Ireland’s blatant attempt to make sure that they didn’t winning by fielding sugared-up quiffbots Jedward looked as if it could backfire, and at one point midway through voting they were looking dangerous. Well, as dangerous as a pair of ADHD-twitchy bubbleheads in red leather can look, anyway. Which just goes to show that Eurovision is as much about the performance as the song, and a dose of surrealism can actually catch you some mileage.

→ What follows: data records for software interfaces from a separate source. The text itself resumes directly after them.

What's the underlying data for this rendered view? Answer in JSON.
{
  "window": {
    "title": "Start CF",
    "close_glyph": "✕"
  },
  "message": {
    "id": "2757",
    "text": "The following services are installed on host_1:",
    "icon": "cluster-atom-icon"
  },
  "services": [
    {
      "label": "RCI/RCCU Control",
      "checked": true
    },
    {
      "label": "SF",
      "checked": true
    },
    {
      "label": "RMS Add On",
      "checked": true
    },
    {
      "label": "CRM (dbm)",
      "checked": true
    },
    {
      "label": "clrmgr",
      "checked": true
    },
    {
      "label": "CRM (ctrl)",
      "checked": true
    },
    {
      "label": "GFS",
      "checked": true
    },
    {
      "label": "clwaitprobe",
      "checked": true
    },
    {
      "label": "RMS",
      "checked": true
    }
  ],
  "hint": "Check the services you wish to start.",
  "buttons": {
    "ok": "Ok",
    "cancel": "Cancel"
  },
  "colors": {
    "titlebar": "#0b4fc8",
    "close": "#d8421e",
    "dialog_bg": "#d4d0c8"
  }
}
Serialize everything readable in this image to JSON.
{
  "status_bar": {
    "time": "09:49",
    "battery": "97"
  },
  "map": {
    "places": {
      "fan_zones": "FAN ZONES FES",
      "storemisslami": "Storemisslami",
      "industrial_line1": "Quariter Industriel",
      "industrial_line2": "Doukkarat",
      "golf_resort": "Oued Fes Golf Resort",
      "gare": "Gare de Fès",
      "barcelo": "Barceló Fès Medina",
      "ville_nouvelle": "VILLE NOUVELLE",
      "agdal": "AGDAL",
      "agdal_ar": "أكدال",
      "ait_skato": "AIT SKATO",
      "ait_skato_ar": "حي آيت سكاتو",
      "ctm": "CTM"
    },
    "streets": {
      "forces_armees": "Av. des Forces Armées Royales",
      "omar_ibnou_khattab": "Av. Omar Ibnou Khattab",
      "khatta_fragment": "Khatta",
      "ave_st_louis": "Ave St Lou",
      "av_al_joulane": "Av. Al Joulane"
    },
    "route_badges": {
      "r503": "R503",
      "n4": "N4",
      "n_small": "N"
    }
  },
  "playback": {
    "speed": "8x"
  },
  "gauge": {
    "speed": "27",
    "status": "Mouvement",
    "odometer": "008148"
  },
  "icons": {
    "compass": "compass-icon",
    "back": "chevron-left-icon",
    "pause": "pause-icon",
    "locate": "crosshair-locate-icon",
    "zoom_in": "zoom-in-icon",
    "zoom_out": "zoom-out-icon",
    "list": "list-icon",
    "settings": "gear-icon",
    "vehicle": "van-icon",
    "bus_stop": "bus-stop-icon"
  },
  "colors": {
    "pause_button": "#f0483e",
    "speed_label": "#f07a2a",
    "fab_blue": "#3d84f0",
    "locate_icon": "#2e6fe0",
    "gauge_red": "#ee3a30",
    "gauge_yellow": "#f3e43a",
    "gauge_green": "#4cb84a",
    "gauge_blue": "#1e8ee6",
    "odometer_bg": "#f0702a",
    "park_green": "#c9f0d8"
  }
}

As for the UK, well, at least we’d moved away from the talent-show method of picking an act, and for that managed the best result we’ve had in years. Untouched by partisan voting (six points? THANKS, Ireland) we stayed resolutely mid-table, but with none of the embarrassment of the nul points years. The song was a bit of a clunker, but the back-to-business approach worked. It’s something to build on for Azerbaijan. A proper, honest-to-goodness pop band doing a proper, honest-to-goodness pop song, with none of the amateurism that’s marred our recent entries.

In short, this was the year when I learned to relax and enjoy Eurovision. Saturday night saw TLC and I both curled on the sofa, hammering away on laptops and cackling like loons. It was my FA Cup final, with an end result that had a certain poetry and ironic charm. Especially when the winners couldn’t stay in tune for their second performance.

Why Be Free When You Can Be Cheap? Music And A Book For Less Than A Latte

A couple of things that you might want to do with your digital pocket change today.

New imprint H&H Books have released their first anthology, Voices From The Past. Twenty-six stories under a common theme, none more than 1500 words, from acclaimed authors like Alastair Reynolds, Paul Cornell and Maura McHugh. There’s some great spookiness on offer, and the quality of stories is a notch above top. Recommended. You can pick it up from the website in ePub or Kindle formats for 99p.

Meanwhile, the creative whirlwind centred around Amanda Palmer continues to spit out some amazing songs. She, along with Ben Folds, Damian Kulash of OK GO  and her husband, Neil Gaiman (how much are we looking forward to Gaiman doing Doctor Who this Saturday? Thiiiiiiiiis much) gathered in Mad Oak Studios in Allston, Mass, to record an eight track album in eight hours. From scratch. They managed six tracks in twelve hours, which is still a remarkable achievement. The fruits of that endeavour are now available for you to download here. They are uniformly great songs – and who knew Neil Gaiman could sing? Nighty Night will cost you a buck.

At current exchange rates, then, that’s an album and a book for £1.60, and I think you’d struggle to find a latte that cheaply. Well, not one that you’d care to drink, anyway. Proceeds for both are going to charity. Get them both, make yourself a coffee, and be certain that you’ve done something good with your day.